*WHAT TO WORK ON*
Every record, apart from its pictures, should be repeated exactly.

-- SUPPLIED MATERIAL follows --

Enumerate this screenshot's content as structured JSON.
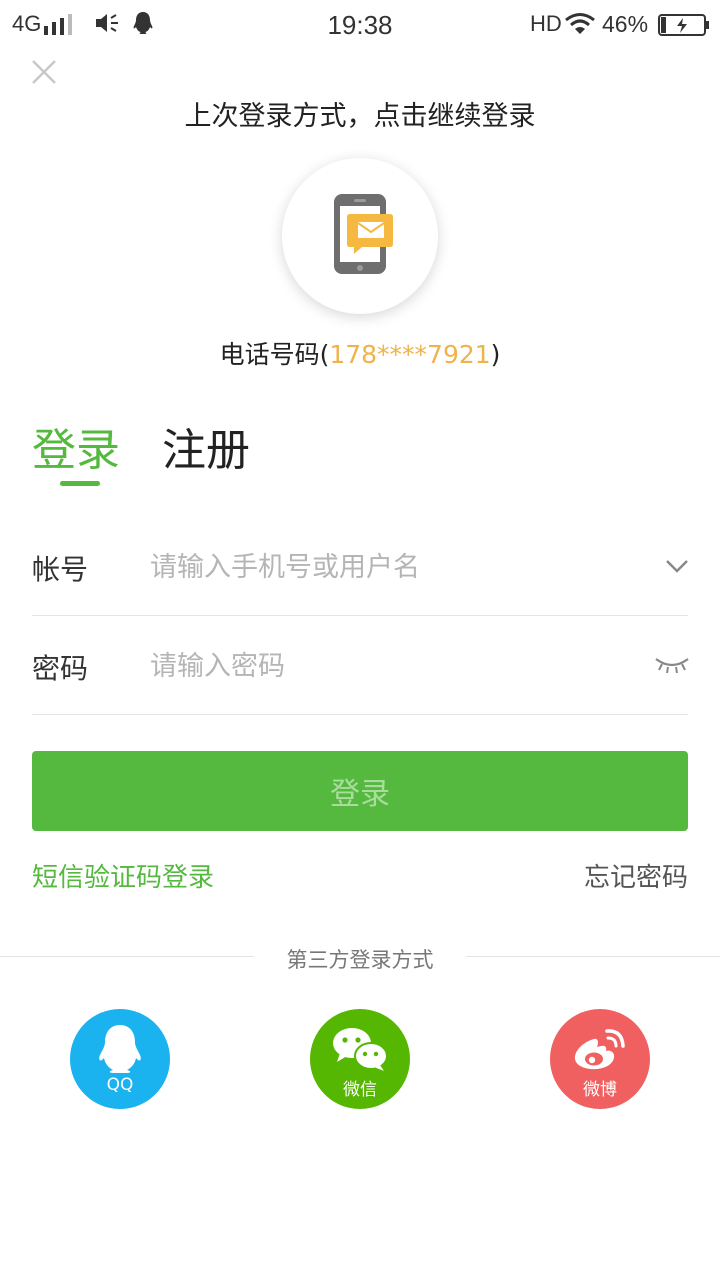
{
  "status_bar": {
    "network": "4G",
    "time": "19:38",
    "hd": "HD",
    "battery_percent": "46%"
  },
  "header": {
    "last_login_text": "上次登录方式，点击继续登录",
    "phone_prefix": "电话号码(",
    "phone_number": "178****7921",
    "phone_suffix": ")"
  },
  "tabs": {
    "login": "登录",
    "register": "注册"
  },
  "form": {
    "account_label": "帐号",
    "account_placeholder": "请输入手机号或用户名",
    "password_label": "密码",
    "password_placeholder": "请输入密码",
    "submit_label": "登录"
  },
  "links": {
    "sms_login": "短信验证码登录",
    "forgot_password": "忘记密码"
  },
  "third_party": {
    "title": "第三方登录方式",
    "providers": [
      {
        "label": "QQ",
        "icon": "qq-penguin-icon",
        "color": "#1ab2ef"
      },
      {
        "label": "微信",
        "icon": "wechat-icon",
        "color": "#55b702"
      },
      {
        "label": "微博",
        "icon": "weibo-icon",
        "color": "#f06060"
      }
    ]
  },
  "colors": {
    "accent": "#55b93f",
    "phone_number": "#f0b24a"
  }
}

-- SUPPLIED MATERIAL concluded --

*RESPONSE*
Enumerate this screenshot's content as structured JSON.
{
  "status_bar": {
    "network": "4G",
    "time": "19:38",
    "hd": "HD",
    "battery_percent": "46%"
  },
  "header": {
    "last_login_text": "上次登录方式，点击继续登录",
    "phone_prefix": "电话号码(",
    "phone_number": "178****7921",
    "phone_suffix": ")"
  },
  "tabs": {
    "login": "登录",
    "register": "注册"
  },
  "form": {
    "account_label": "帐号",
    "account_placeholder": "请输入手机号或用户名",
    "password_label": "密码",
    "password_placeholder": "请输入密码",
    "submit_label": "登录"
  },
  "links": {
    "sms_login": "短信验证码登录",
    "forgot_password": "忘记密码"
  },
  "third_party": {
    "title": "第三方登录方式",
    "providers": [
      {
        "label": "QQ",
        "icon": "qq-penguin-icon",
        "color": "#1ab2ef"
      },
      {
        "label": "微信",
        "icon": "wechat-icon",
        "color": "#55b702"
      },
      {
        "label": "微博",
        "icon": "weibo-icon",
        "color": "#f06060"
      }
    ]
  },
  "colors": {
    "accent": "#55b93f",
    "phone_number": "#f0b24a"
  }
}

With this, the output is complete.